No principle of evidence is better settled at the common law than that when persons put their contracts in writing, it is, in the absence of fraud, accident, or mistake, 'conclusively presumed that the whole engagement, and the extent and manner of their undertaking, was reduced to writing.' 1 Greenl. Evid., sect. 275. In Pennsylvania, the stringency of this rule has been very considerably relaxed, but we have been referred to no case where, in the absence of fraud or mistake, parol evidence has been admitted to alter the plain and unequivocal terms of a written instrument. In Martin v. Berens (67 Pa. St. 463), the court say: 'Where parties, without any fraud or mistake, have deliberately put their engagements in writing, the law declares the writing to be not only the best, but the only evidence of their agreement, and we are not disposed to relax the rule. It has been found to be a wholesome one, and now that parties are allowed to testify in their own behalf, the necessity of adhering strictly to it is all the more imperative.' In this case the Pennsylvania decisions are extensively reviewed, and the exceptions to the rule of the common law which they recognize carefully stated, but the conclusion is that, 'as a general rule, it (parol evidence) is inadmissible to contradict or vary the terms of a written instrument.' Again, in Bernhart v. Riddle (29 id. 96) this language is used: 'Where parties have deliberately put their engagements in writing, and no ambiguity arises out of the terms employed, you shall not add to, contradict, or vary the language mutually chosen as most fit to express the intention of their minds. What if parol evidence prove, never so clearly, that they used such and such words in making their bargain; the writing signed, if it contain not those words, is final and conclusive evidence that they were set aside in favor of the other expressions that are found in the written instrument. And hence this rule of law is only a conclusion of reason, that that medium of proof is most trustworthy which is most precise, deliberate, and unchangeable.' This is the rule, it was said, which prevails in reference 'to the terms in which the writing is couched,' and that 'evidence to explain the subject-matter of an agreement is essentially different from that which varies the terms in which a contract is conceived.' It is not always easy to determine when in Pennsylvania parol evidence is admissible to explain a written instrument, but in Anspach v. Bast (52 id. 356), it is expressly declared that 'no case goes the length of ruling that such evidence is admitted to change the promise itself, without proof or even allegation of fraud or mistake. The contrary has been repeatedly decided.' To the same effect is the case of Hacker v. National Oil Refining Co. (73 id. 93), as well as many others that might be cited.
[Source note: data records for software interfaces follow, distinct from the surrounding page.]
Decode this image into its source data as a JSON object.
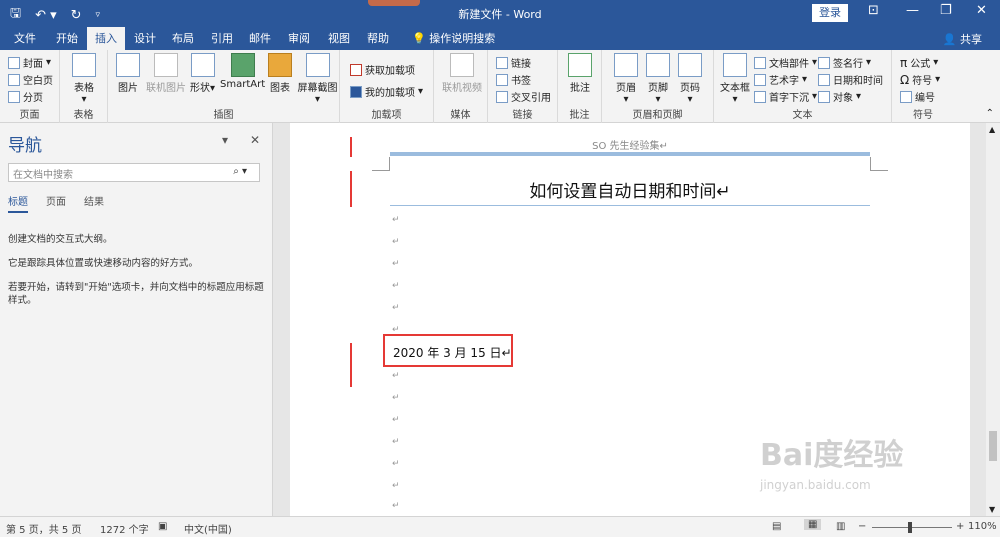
{
  "titlebar": {
    "doc_title": "新建文件  -  Word",
    "login": "登录",
    "qat": [
      "save-icon",
      "undo-icon",
      "redo-icon",
      "customize-icon"
    ]
  },
  "tabs": [
    "文件",
    "开始",
    "插入",
    "设计",
    "布局",
    "引用",
    "邮件",
    "审阅",
    "视图",
    "帮助",
    "操作说明搜索"
  ],
  "active_tab": "插入",
  "share": "共享",
  "ribbon": {
    "pages": {
      "label": "页面",
      "cover": "封面",
      "blank": "空白页",
      "break": "分页"
    },
    "table": {
      "label": "表格",
      "btn": "表格"
    },
    "illustrations": {
      "label": "插图",
      "picture": "图片",
      "online_picture": "联机图片",
      "shapes": "形状",
      "smartart": "SmartArt",
      "chart": "图表",
      "screenshot": "屏幕截图"
    },
    "addins": {
      "label": "加载项",
      "get": "获取加载项",
      "mine": "我的加载项"
    },
    "media": {
      "label": "媒体",
      "online_video": "联机视频"
    },
    "links": {
      "label": "链接",
      "link": "链接",
      "bookmark": "书签",
      "crossref": "交叉引用"
    },
    "comments": {
      "label": "批注",
      "comment": "批注"
    },
    "header_footer": {
      "label": "页眉和页脚",
      "header": "页眉",
      "footer": "页脚",
      "page_num": "页码"
    },
    "text": {
      "label": "文本",
      "textbox": "文本框",
      "quickparts": "文档部件",
      "wordart": "艺术字",
      "dropcap": "首字下沉",
      "signature": "签名行",
      "datetime": "日期和时间",
      "object": "对象"
    },
    "symbols": {
      "label": "符号",
      "equation": "公式",
      "symbol": "符号",
      "number": "编号"
    }
  },
  "nav": {
    "title": "导航",
    "search_placeholder": "在文档中搜索",
    "tabs": [
      "标题",
      "页面",
      "结果"
    ],
    "p1": "创建文档的交互式大纲。",
    "p2": "它是跟踪具体位置或快速移动内容的好方式。",
    "p3": "若要开始，请转到\"开始\"选项卡，并向文档中的标题应用标题样式。"
  },
  "doc": {
    "header_text": "SO 先生经验集↵",
    "title": "如何设置自动日期和时间↵",
    "para_mark": "↵",
    "date_text": "2020 年 3 月 15 日↵"
  },
  "watermark": {
    "brand": "Bai度经验",
    "url": "jingyan.baidu.com"
  },
  "status": {
    "page": "第 5 页，共 5 页",
    "words": "1272 个字",
    "lang": "中文(中国)",
    "zoom": "110%"
  }
}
In the present case, as we have seen, the contract which the parties reduced to writing is, in effect, that the bank should not, before the maturity of the notes, take measures to collect the judgment assigned without the consent of Bast. The offer was to prove a contemporaneous parol agreement that it should do so. This is a clear contradiction of the terms of the written contract, in a matter where there is no pretence of ambiguity, and where there has been no fraud or mistake.
We think the court below was right in giving judgment for the bank, notwithstanding the affidavit of merits.